The innate immune system involves all of our outer coverings: our skin, hair, and pores, for example. And it also involves our inner coverings, the lining of our respiratory tract, the lining of our gastrointestinal tract, the lining of the urinary tract–anything that has contact with the outside world. Pretty much any place that is meant to keep things from the outside environment from getting into the very insides of our bodies is at play here.
Once a microbe has decided to attack the body, the innate immune system has some serious jobs to perform. First, it needs to recognize this microbe as something that is foreign to the body. It begins it’s recognition through the use of some receptors on the surfaces of the cells on the body’s physical barriers.
It can’t tell the body what specific microbe is about to attack, but it will clue the body into what class the microbe fits into. For example, the innate immune system would not be able to warn the body of an imminent e. coli attack in the gastrointestinal tract, however it would be able to signal that there is a gram negative bacteria invading. This signal is still important to the body because it tells the body that it is going to need to get ready for attack. The signal is sent right to the adaptive immune system, which we will get to in a moment.
The second job it will perform is that it will begin attack on the invading microbe, if possible, with some of its simple microbe “eating” and microbe killing cells. I will discuss each of these cells in further detail in later posts, but here’s the gist:
Neutrophils (Shorthand: PMN for polymorphonuclear leukocyte)–Identifies, ingests (phagocytizes), and destroys microbes
Macrophages (Phagocytes) (Shorthand: Mφ)–IIdentifies, ingests (phagocytizes), and destroys microbes
Natural Killer Cells (Shorthand: NK)–Recognizes infected cells and tumor cells and destroys them directly
Dendritic Cells (Shorthand: DC’s)–Secretes chemicals that signal the adaptive immune system
(The shorthand notations are common abbreviations for these cells that you may see in scientific diagrams and notations, including mine.)
Physical barriers, the cells above, and some blood proteins, as well as proteins called cytokines, which regulate and help coordinate many of the activities of the cells that are part of the innate system, are the essential players in the innate immune system.
Once the innate system has responded and started the war, it signals the adaptive immune system to start fighting. In contrast to the innate system, the adaptive system is able to adapt to the infection and form a response. It also is able to remember a microbe and increase in magnitude and its defensive abilities with each exposure to the same microbe. The innate immune system is not able to do this (the innate response dose not “remember”). The adaptive immune system is able to “remember” specific microbes, and for this reason it is sometimes called the “specific immunity”.

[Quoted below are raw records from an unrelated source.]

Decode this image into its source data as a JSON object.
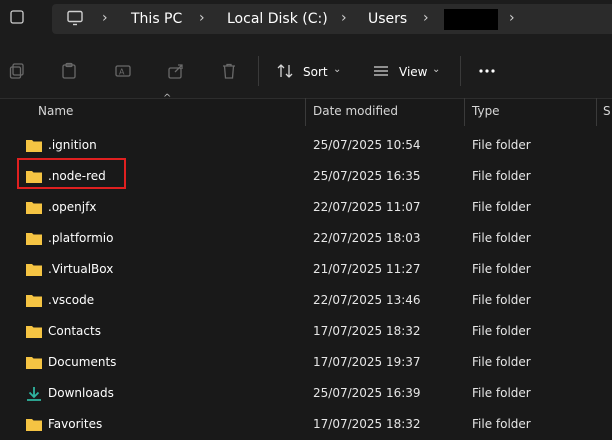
{
  "address_bar": {
    "breadcrumbs": [
      "This PC",
      "Local Disk (C:)",
      "Users"
    ],
    "icons": [
      "folder-window-icon",
      "monitor-icon",
      "chevron-right-icon"
    ]
  },
  "toolbar": {
    "sort_label": "Sort",
    "view_label": "View",
    "icons": [
      "copy-icon",
      "paste-icon",
      "rename-icon",
      "share-icon",
      "delete-icon",
      "sort-icon",
      "view-icon",
      "more-icon"
    ]
  },
  "columns": {
    "name": "Name",
    "date": "Date modified",
    "type": "Type",
    "size_partial": "S"
  },
  "files": [
    {
      "name": ".ignition",
      "date": "25/07/2025 10:54",
      "type": "File folder",
      "icon": "folder-icon"
    },
    {
      "name": ".node-red",
      "date": "25/07/2025 16:35",
      "type": "File folder",
      "icon": "folder-icon"
    },
    {
      "name": ".openjfx",
      "date": "22/07/2025 11:07",
      "type": "File folder",
      "icon": "folder-icon"
    },
    {
      "name": ".platformio",
      "date": "22/07/2025 18:03",
      "type": "File folder",
      "icon": "folder-icon"
    },
    {
      "name": ".VirtualBox",
      "date": "21/07/2025 11:27",
      "type": "File folder",
      "icon": "folder-icon"
    },
    {
      "name": ".vscode",
      "date": "22/07/2025 13:46",
      "type": "File folder",
      "icon": "folder-icon"
    },
    {
      "name": "Contacts",
      "date": "17/07/2025 18:32",
      "type": "File folder",
      "icon": "folder-icon"
    },
    {
      "name": "Documents",
      "date": "17/07/2025 19:37",
      "type": "File folder",
      "icon": "folder-icon"
    },
    {
      "name": "Downloads",
      "date": "25/07/2025 16:39",
      "type": "File folder",
      "icon": "download-icon"
    },
    {
      "name": "Favorites",
      "date": "17/07/2025 18:32",
      "type": "File folder",
      "icon": "folder-icon"
    }
  ],
  "colors": {
    "background": "#191919",
    "folder": "#f5c443",
    "download": "#2fb5a0",
    "highlight": "#e02020"
  }
}
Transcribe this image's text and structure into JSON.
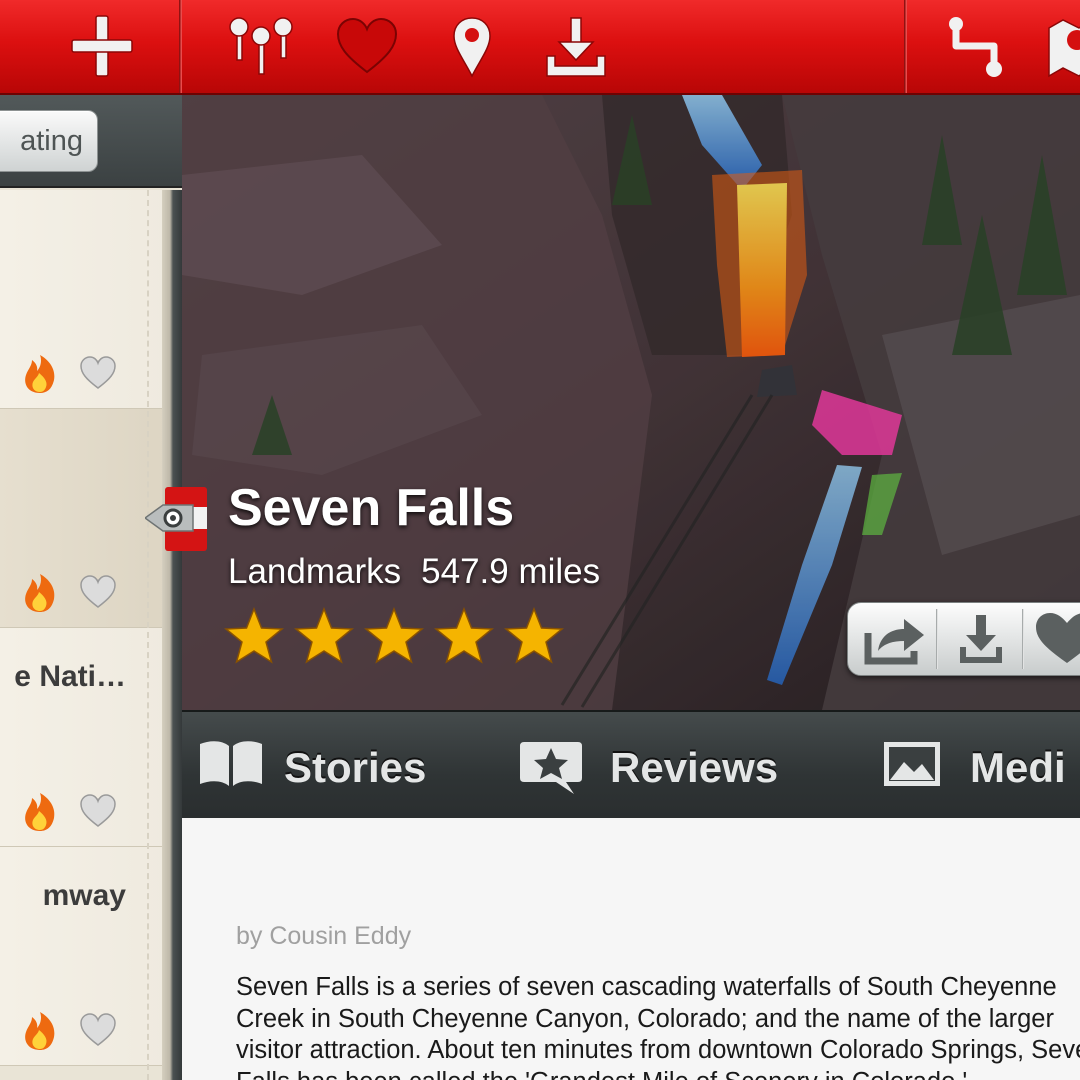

The main players in the adaptive immune response are lymphocytes and the products that they create. The two lymphocytes are the B lymphocytes (B cells) and the T Lymphocytes (T cells).
There are also two types of adaptive immune responses: humoral immunity and cell-mediated immunity.
Humoral immunity refers to the products secreted by the blood, as well as the products secreted by the B cells: antibodies. Antibodies are responsible for recognizing microbes and targeting them for elimination. These antibodies are specialized and remember particular microbes due to prior infection with the microbe. The body must first be exposed to the microbe to make antibodies to it.
Cell-mediated immunity begins with the T cells. If the microbe is in a place where antibodies cannot reach it, such as inside of one of the body’s own cells, the T cell signals cells such as macrophages to go in and kill those microbes. T cells are also able to become killer cells, themselves, and perform necessary microbe-killing activities.
If you’re feeling like you are missing some parts of the story here, it’s because you are. All of these processes involve many, many other players in the body, and of course, lots of steps along the line to successfully kill or “jail” the microbe. But don’t you fear; there’s lots more to learn…
- Abbas, Abul K., Andrew H. Lichtman, and Shiv Pillai. Cellular and Molecular Immunology. Philadelphia: Saunders Elsevier, Inc., 2010.